◆ Exercise
All the data below goes into the copy word for word, but the pictures don't.

====== Provided information

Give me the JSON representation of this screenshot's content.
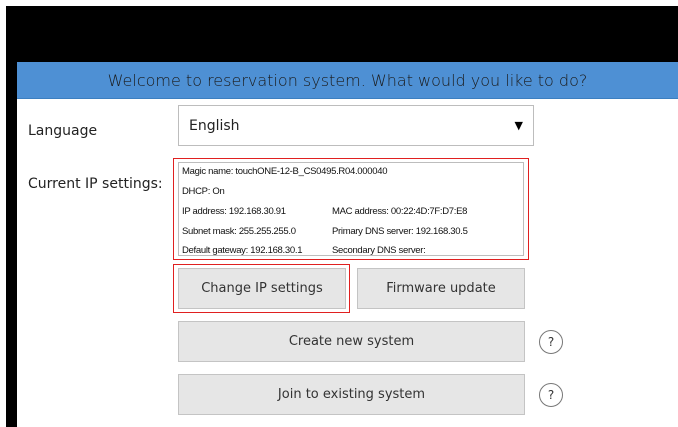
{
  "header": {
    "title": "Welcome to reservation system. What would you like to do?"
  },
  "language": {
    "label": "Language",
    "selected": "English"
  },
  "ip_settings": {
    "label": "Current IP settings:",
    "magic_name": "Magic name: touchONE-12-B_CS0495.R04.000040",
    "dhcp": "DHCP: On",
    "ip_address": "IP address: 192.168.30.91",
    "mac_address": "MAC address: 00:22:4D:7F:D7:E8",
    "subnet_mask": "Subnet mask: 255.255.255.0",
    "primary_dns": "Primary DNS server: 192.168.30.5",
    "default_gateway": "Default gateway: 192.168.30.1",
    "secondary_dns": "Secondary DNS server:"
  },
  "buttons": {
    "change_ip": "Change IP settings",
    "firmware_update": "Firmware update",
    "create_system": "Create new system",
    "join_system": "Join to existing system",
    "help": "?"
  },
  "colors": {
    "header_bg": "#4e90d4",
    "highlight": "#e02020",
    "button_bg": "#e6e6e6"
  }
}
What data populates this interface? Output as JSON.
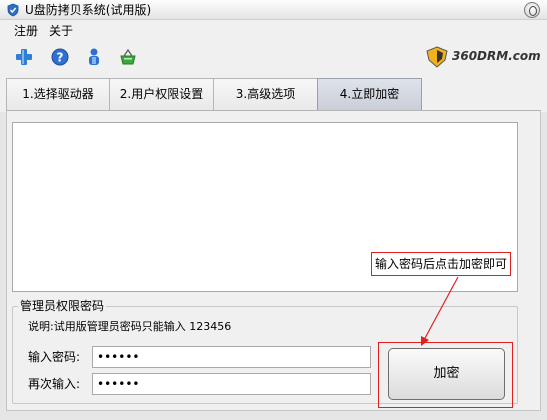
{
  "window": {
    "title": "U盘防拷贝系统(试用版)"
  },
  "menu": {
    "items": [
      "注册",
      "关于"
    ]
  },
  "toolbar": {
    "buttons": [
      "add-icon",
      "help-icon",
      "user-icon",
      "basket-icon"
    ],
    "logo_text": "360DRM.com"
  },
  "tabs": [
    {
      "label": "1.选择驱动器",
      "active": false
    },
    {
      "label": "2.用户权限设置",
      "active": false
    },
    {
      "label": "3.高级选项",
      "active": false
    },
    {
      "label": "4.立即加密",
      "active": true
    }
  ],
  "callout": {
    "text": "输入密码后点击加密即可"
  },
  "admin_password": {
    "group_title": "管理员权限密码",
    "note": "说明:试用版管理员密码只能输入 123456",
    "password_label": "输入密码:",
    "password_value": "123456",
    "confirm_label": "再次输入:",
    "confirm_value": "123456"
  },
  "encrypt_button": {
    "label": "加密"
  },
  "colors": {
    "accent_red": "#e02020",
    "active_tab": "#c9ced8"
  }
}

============

◆ Output
Give me the JSON representation of this screenshot's content.
{
  "header": {
    "title": "Welcome to reservation system. What would you like to do?"
  },
  "language": {
    "label": "Language",
    "selected": "English"
  },
  "ip_settings": {
    "label": "Current IP settings:",
    "magic_name": "Magic name: touchONE-12-B_CS0495.R04.000040",
    "dhcp": "DHCP: On",
    "ip_address": "IP address: 192.168.30.91",
    "mac_address": "MAC address: 00:22:4D:7F:D7:E8",
    "subnet_mask": "Subnet mask: 255.255.255.0",
    "primary_dns": "Primary DNS server: 192.168.30.5",
    "default_gateway": "Default gateway: 192.168.30.1",
    "secondary_dns": "Secondary DNS server:"
  },
  "buttons": {
    "change_ip": "Change IP settings",
    "firmware_update": "Firmware update",
    "create_system": "Create new system",
    "join_system": "Join to existing system",
    "help": "?"
  },
  "colors": {
    "header_bg": "#4e90d4",
    "highlight": "#e02020",
    "button_bg": "#e6e6e6"
  }
}
What data populates this interface? Output as JSON.
{
  "window": {
    "title": "U盘防拷贝系统(试用版)"
  },
  "menu": {
    "items": [
      "注册",
      "关于"
    ]
  },
  "toolbar": {
    "buttons": [
      "add-icon",
      "help-icon",
      "user-icon",
      "basket-icon"
    ],
    "logo_text": "360DRM.com"
  },
  "tabs": [
    {
      "label": "1.选择驱动器",
      "active": false
    },
    {
      "label": "2.用户权限设置",
      "active": false
    },
    {
      "label": "3.高级选项",
      "active": false
    },
    {
      "label": "4.立即加密",
      "active": true
    }
  ],
  "callout": {
    "text": "输入密码后点击加密即可"
  },
  "admin_password": {
    "group_title": "管理员权限密码",
    "note": "说明:试用版管理员密码只能输入 123456",
    "password_label": "输入密码:",
    "password_value": "123456",
    "confirm_label": "再次输入:",
    "confirm_value": "123456"
  },
  "encrypt_button": {
    "label": "加密"
  },
  "colors": {
    "accent_red": "#e02020",
    "active_tab": "#c9ced8"
  }
}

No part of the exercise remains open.